▶ [WORK REQUEST]
Exactly as they appear, copy the lines of the listing from the one containing "Serialize everything readable" through the final line, both included, and nothing else.

▶ [EXTRACTED DATA]
^^^^^^^^^^^^^^^^

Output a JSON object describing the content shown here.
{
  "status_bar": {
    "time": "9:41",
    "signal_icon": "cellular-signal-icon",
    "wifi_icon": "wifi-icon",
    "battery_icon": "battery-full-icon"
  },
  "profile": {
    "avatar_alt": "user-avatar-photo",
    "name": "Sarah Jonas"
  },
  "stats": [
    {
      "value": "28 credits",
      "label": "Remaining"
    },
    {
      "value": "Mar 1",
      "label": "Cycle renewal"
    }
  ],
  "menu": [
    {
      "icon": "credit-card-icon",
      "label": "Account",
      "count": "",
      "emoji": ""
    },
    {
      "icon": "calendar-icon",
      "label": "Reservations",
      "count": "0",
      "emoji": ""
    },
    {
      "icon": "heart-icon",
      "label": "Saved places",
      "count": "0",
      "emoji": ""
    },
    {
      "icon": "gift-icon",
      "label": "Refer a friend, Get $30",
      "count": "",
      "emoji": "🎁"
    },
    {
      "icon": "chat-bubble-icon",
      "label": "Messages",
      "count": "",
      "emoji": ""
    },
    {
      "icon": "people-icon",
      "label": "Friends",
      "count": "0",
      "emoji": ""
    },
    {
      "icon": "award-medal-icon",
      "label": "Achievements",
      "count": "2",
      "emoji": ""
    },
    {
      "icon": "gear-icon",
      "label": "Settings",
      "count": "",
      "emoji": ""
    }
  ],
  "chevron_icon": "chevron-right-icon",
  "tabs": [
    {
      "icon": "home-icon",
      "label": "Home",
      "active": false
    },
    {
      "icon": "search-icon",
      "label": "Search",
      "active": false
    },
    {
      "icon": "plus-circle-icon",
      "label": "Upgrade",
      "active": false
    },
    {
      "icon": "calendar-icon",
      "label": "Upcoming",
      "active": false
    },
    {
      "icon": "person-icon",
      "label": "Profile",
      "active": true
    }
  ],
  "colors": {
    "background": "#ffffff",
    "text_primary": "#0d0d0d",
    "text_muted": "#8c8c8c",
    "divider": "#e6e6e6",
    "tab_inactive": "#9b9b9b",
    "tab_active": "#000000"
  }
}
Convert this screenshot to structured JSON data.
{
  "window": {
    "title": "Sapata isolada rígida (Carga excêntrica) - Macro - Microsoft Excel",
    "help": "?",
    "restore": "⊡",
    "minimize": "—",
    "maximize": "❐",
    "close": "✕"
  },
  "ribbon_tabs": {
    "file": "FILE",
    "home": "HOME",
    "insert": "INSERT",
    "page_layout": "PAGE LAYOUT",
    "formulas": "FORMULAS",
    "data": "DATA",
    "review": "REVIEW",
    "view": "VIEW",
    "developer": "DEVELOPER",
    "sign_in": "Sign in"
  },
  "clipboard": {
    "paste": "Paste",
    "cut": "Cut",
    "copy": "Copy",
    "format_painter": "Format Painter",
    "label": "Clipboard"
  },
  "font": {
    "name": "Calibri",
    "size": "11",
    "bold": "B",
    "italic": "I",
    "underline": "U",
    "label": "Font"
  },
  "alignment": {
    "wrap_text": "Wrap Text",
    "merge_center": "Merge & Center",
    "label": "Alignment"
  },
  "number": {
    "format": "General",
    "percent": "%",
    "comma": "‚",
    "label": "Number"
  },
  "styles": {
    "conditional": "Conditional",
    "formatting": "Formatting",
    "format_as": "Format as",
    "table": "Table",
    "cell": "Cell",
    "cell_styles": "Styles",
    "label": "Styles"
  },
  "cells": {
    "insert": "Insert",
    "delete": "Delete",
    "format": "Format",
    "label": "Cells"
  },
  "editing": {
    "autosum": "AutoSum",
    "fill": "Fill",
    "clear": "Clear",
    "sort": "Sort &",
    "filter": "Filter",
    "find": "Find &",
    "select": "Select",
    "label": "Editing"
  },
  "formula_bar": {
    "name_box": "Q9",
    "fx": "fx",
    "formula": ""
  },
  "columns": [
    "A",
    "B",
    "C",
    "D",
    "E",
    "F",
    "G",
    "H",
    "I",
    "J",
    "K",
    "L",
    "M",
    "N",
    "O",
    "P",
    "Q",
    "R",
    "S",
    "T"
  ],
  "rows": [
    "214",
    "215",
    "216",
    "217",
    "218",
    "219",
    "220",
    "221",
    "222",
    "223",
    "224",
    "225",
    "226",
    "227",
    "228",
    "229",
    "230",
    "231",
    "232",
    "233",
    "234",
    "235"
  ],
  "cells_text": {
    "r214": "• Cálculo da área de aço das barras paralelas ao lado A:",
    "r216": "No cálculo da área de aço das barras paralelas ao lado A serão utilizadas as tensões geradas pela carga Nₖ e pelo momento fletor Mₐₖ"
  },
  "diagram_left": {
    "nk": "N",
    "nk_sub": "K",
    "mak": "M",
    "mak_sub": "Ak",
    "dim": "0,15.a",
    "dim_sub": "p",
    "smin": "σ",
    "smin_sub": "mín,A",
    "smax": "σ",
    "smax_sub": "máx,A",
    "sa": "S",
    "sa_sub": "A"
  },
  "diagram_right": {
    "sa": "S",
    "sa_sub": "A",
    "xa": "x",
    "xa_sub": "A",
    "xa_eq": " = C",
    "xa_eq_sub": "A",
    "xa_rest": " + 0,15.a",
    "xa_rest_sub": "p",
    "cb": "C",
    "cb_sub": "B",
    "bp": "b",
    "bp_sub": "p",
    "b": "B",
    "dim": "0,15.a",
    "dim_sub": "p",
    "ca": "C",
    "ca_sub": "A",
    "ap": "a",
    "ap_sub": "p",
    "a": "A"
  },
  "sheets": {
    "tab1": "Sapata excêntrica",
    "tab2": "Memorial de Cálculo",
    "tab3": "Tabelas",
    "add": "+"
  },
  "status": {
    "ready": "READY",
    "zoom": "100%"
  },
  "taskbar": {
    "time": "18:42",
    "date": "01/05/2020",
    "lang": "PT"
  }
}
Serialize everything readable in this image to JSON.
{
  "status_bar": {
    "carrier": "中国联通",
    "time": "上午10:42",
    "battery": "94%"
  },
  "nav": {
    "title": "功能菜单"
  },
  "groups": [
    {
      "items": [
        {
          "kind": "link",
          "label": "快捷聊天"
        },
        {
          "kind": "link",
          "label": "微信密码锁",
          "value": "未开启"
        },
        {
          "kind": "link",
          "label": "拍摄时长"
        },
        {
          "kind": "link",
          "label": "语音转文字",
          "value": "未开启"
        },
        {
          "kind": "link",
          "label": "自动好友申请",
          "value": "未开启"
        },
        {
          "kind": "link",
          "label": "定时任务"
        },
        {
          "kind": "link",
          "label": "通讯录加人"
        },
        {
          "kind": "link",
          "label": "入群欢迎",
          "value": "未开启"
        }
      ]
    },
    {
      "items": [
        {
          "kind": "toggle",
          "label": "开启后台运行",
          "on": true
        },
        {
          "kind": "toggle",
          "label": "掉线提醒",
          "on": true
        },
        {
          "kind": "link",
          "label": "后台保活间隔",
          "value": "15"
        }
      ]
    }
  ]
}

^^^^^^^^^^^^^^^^

▶ [TASK RESPONSE]
Serialize everything readable in this image to JSON.
{
  "status_bar": {
    "carrier": "中国联通",
    "time": "上午10:42",
    "battery": "94%"
  },
  "nav": {
    "title": "功能菜单"
  },
  "groups": [
    {
      "items": [
        {
          "kind": "link",
          "label": "快捷聊天"
        },
        {
          "kind": "link",
          "label": "微信密码锁",
          "value": "未开启"
        },
        {
          "kind": "link",
          "label": "拍摄时长"
        },
        {
          "kind": "link",
          "label": "语音转文字",
          "value": "未开启"
        },
        {
          "kind": "link",
          "label": "自动好友申请",
          "value": "未开启"
        },
        {
          "kind": "link",
          "label": "定时任务"
        },
        {
          "kind": "link",
          "label": "通讯录加人"
        },
        {
          "kind": "link",
          "label": "入群欢迎",
          "value": "未开启"
        }
      ]
    },
    {
      "items": [
        {
          "kind": "toggle",
          "label": "开启后台运行",
          "on": true
        },
        {
          "kind": "toggle",
          "label": "掉线提醒",
          "on": true
        },
        {
          "kind": "link",
          "label": "后台保活间隔",
          "value": "15"
        }
      ]
    }
  ]
}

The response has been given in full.